Given entries ::
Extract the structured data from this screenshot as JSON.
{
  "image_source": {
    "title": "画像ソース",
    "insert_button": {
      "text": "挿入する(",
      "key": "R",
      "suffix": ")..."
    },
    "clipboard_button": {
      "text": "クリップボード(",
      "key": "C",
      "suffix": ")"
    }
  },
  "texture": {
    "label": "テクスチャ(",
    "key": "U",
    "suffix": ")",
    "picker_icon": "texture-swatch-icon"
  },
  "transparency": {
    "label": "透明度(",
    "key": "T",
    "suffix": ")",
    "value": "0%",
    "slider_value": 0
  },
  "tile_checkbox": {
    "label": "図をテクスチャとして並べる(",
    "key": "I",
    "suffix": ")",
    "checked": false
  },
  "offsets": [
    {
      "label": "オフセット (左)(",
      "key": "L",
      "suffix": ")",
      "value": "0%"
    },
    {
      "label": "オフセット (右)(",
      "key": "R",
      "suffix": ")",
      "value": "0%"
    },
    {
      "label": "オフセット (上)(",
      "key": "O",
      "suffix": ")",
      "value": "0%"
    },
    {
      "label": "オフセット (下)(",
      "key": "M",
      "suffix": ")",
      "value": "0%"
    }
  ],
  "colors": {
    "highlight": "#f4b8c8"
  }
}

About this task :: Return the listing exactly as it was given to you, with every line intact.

Response to this task ::
Extract the structured data from this screenshot as JSON.
{
  "image_source": {
    "title": "画像ソース",
    "insert_button": {
      "text": "挿入する(",
      "key": "R",
      "suffix": ")..."
    },
    "clipboard_button": {
      "text": "クリップボード(",
      "key": "C",
      "suffix": ")"
    }
  },
  "texture": {
    "label": "テクスチャ(",
    "key": "U",
    "suffix": ")",
    "picker_icon": "texture-swatch-icon"
  },
  "transparency": {
    "label": "透明度(",
    "key": "T",
    "suffix": ")",
    "value": "0%",
    "slider_value": 0
  },
  "tile_checkbox": {
    "label": "図をテクスチャとして並べる(",
    "key": "I",
    "suffix": ")",
    "checked": false
  },
  "offsets": [
    {
      "label": "オフセット (左)(",
      "key": "L",
      "suffix": ")",
      "value": "0%"
    },
    {
      "label": "オフセット (右)(",
      "key": "R",
      "suffix": ")",
      "value": "0%"
    },
    {
      "label": "オフセット (上)(",
      "key": "O",
      "suffix": ")",
      "value": "0%"
    },
    {
      "label": "オフセット (下)(",
      "key": "M",
      "suffix": ")",
      "value": "0%"
    }
  ],
  "colors": {
    "highlight": "#f4b8c8"
  }
}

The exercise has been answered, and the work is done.